In this edition of Litigation Roundup, Texas reaches a tentative settlement with Colorado and New Mexico in a nearly decade-old lawsuit over use of the Lower Rio Grande River’s resources, two major tobacco companies say Texas owes them about $8.6 million in taxes paid under protest, and another trial between VLSI and Intel kicks off.
The Fourth Court of Appeals said the case should not have been dismissed last year for want of prosecution at a time when civil jury trials were not available in Kerr County. The case involves Utopia lawyer Patricia Skelton’s claim against her criminal defense lawyer, which previously survived a dismissal when the Texas Supreme Court allowed Skelton to prove her innocence in the malpractice case.
About 75 lawyers attended in-person or online a CLE that delved into enforcement priorities at the U.S. Securities and Exchange Commission’s Fort Worth Regional Office, what impact recent Fifth Circuit decisions could have on SEC actions, and how to navigate clients through uncertain times during an increase in rulemaking initiatives.
In the case that pits a group of cotton farmers against Helena Chemical Co., the Texas Supreme Court justices focused much of the questioning during oral argument Wednesday morning on the intricacies of the evidentiary standard Helena is asking the court to adopt. The U.S. Chamber of Commerce filed a brief in favor of Helena, while the farmers garnered amicus support from the Texas Wine and Grape Growers Association and the High Plains Wine & Food Foundation.
The Texas Supreme Court heard arguments in a case that could lay out the rules for deciding how to read a drilling lease’s force majeure clause. The case involves a driller’s response to unforeseen circumstances and its miscalculation of a deadline.
The Texas Supreme Court will decide whether Jim Crane can proceed with his lawsuit over the allegedly inflated price he paid for the stake in a regional sports network. Two lower courts have denied bids by the team’s former owner and Comcast to end the lawsuit. Michelle Casady tuned into oral arguments Tuesday as the Houston Astros prepare for Game 1 of the World Series.
Dallas District Judge Tonya Parker announced Monday that she intends to seek election to an upcoming opening on the Fifth Court of Appeals in Dallas.
Judge Parker, a widely respected trial judge who consistently ranks among the top three judges for judicial temperament and legal knowledge by Dallas Bar Association members, sent an email to supporters stating that she has been “seriously considering a run for court of appeals” for some time.

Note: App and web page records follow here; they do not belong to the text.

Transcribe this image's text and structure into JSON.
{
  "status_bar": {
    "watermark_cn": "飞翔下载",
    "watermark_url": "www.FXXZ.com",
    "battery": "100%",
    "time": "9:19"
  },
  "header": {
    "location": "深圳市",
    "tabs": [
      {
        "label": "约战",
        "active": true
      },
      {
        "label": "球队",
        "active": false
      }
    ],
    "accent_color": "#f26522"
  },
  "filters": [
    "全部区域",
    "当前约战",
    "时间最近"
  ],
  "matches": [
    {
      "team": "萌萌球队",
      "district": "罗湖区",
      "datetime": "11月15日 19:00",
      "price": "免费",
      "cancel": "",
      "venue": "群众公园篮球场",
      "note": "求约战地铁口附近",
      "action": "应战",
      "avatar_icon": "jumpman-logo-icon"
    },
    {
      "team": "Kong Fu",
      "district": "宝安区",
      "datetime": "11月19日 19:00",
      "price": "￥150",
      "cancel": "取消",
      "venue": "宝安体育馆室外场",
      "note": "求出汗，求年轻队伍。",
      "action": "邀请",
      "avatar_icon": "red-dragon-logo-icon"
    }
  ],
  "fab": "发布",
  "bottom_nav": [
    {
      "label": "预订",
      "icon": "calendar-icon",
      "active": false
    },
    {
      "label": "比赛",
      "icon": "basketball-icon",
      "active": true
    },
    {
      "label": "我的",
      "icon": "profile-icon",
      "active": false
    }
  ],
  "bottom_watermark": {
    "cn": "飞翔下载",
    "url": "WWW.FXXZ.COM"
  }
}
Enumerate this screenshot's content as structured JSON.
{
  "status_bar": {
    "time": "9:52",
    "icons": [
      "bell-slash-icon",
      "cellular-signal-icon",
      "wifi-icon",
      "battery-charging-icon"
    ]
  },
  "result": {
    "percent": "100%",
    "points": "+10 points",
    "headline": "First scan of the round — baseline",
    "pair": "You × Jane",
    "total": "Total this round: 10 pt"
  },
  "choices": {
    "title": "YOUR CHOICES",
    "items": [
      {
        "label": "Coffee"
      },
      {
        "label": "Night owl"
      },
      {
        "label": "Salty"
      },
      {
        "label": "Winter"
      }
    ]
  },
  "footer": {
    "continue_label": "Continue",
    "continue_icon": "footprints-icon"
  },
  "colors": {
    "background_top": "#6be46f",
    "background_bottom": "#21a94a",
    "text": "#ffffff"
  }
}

WWHD? — Should the Question ‘What Would Hamilton Do?’ Inform the Fifth Circuit’s Separation-of-Powers Jurisprudence?
Seven federal courts, including the U.S. Court of Appeals for the D.C. Circuit, have rejected arguments that federal financial regulators should not be funded by assessments made outside the usual budgeting process. The reasoning was those fundings are done pursuant to acts of Congress.
The Fifth Circuit in Community Financial Services Association of America v. Consumer Financial Protection Bureau saw matters otherwise and cited several drafters of the Constitution, including the ubiquitous Alexander Hamilton.
Ed Sullivan and Sam Kaplan (pictured center) have been friends for 30 years, beginning when they met at the University of Texas as undergraduates. Later they both decided to become lawyers.
Their friendship continued but never as intensely as it did this year, while working together on a case that would go all the way to the U.S. Supreme Court. The case, argued Oct. 12, was Helix Energy Solutions Group, Inc. v. Hewitt, a dispute about whether highly paid employees are eligible for overtime pay under the Fair Labor Standards Act. It is an important issue for the oil and gas industry. The case was brought by Michael Hewitt, a “tool-pusher” on an offshore oil rig. Other amicus briefs indicated that the outcome of the case could affect a range of organizations including nursing.
In an order issued Wednesday, the court vacated a panel’s Aug. 3 ruling that ended the lawsuit and set the case for rehearing before the entire court. The three-judge panel that issued the original ruling siding with Dallas County called for en banc review in the opinion, lamenting that court precedent mandated dismissal of the suit challenging a gender-based scheduling policy.